Conclusion and Future Prospects
Without doubt citizen science will gain more popularity in humanities in the years to come. The example of the Smithsonian Transcription Center shows how much potential these projects have. Mobile devices, new tools and e-infrastructures are already of great benefit to the field of citizen science. They help to make the capturing and exchange of information easier and motivate volunteers. Cultural institutions wishing to implement citizen science into their research should feel encouraged to design an appealing project infrastructure, plot captivating tasks and data collection mechanisms, and integrate gaming elements to turn their project into a success. Certain topics and fields of research in humanities can profit immensely from the participation of people, as the example of the Smithsonian Transcription Center demonstrates. The knowledge of the crowd can enrich the information pool available, from which new findings and conclusions can be generated. It is only a question of time until humanities will fully embrace the concept of citizen science. Opening up their research, becoming more democratic in their approaches and considering people’s ideas and concerns is all what it takes to make use of the thirst for knowledge of the crowd.
 Dobreva/Azzopardi (2014), p. 450
 European Commission (2013), p. 6
 Dobreva/Azzopardi (2014), p. 449
 Fresa / Justrel (2016), p. 8
 Dobreva/Azzopardi (2014), p. 446
 Oomen/Aroyo (2011), p. 141-145
Clarke, Chandra: Citizen Science Center. 2017 http://www.citizensciencecenter.com/
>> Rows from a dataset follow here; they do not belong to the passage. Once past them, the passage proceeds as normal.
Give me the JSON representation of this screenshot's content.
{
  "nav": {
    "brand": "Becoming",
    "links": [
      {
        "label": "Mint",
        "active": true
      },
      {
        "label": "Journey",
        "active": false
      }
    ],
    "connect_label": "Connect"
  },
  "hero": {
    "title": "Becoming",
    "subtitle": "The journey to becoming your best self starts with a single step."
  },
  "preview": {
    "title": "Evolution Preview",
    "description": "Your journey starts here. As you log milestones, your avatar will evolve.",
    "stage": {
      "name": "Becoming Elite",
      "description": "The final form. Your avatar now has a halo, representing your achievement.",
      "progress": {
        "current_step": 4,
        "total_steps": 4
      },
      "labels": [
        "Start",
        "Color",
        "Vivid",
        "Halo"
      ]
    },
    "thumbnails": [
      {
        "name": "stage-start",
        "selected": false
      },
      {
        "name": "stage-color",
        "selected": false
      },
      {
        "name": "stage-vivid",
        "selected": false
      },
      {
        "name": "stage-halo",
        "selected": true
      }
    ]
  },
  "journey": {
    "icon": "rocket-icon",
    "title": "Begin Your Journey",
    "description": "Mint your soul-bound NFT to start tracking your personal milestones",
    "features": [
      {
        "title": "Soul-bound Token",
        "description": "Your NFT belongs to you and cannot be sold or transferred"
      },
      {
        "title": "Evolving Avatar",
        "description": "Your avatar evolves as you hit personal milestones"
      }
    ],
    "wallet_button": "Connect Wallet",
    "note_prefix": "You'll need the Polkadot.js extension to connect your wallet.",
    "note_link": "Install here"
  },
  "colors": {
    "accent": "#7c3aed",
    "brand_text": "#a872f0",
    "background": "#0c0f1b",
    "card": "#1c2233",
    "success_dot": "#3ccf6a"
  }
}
Dobreva, Milena/ Azzopardi, Daniela: Citizen Science in the Humanities: A Promise for Creativity. In: Papadopoulos, G. (ed.) Proceedings of the 9th International Conference KICSS, Limassol, Cyprus, 6–8 Nov 2014, p. 446–451.
Ferriter, Meghan/ Wang, Ching-hsien: The Smithsonian Transcription Center: Crowdsourcing Document Transcription. In: Federal Crowdsourcing and Citizen Science Toolkit. 2015. https://crowdsourcing-toolkit.sites.usa.gov/smithsonian-transcription-center/ .
Frederking, Angelika/ Richter, Stephan/ Schumann, Katrin: Citizen Science auf dem Weg in den Wissenschaftsalltag. In: iit perspektive. Working Paper of the Institute for Innovation and Technology. Iit perspective Nr. 26. 2016.
Fresa, Antonella/ Justrel, Börje: A Roadmap for Citizen Researchers in the Age of Digital Culture. 2016. www.digitalmeetsculture.net/civic-epistemologies.eu .
Noordegraaf, Julia/ Bartholomew, Angela/ Eveleigh, Alexandra: Modeling Crowdsourcing for Cultural Heritage. In: MW2014: Museums and the Web 2014. Published February 17, 2014. Consulted October 12, 2017.
Oomen, Johan/ Aroyo, Lora: Crowdsourcing in the Cultural Heritage Domain: Opportunities and Challenges. In: Proceedings of the 5th International Conference on Communities and Technologies, C&T’11, Brisbane, Australia. 2011, p.139-149.
Pettibone, Lisa/ Ziegler, David: Citizen Science: Bürgerforschung in den Geistes- und Kulturwissenschaften. In: Kristin Oswald/René Smolarski (Hrsg.), Bürger - Künste - Wissenschaft. Citizen Science in Kultur und Geisteswissenschaften, Gutenberg: Computus 2016, p. 57–69.
Imke Kaufmann, Monika Hagedorn-Saupe (TA3)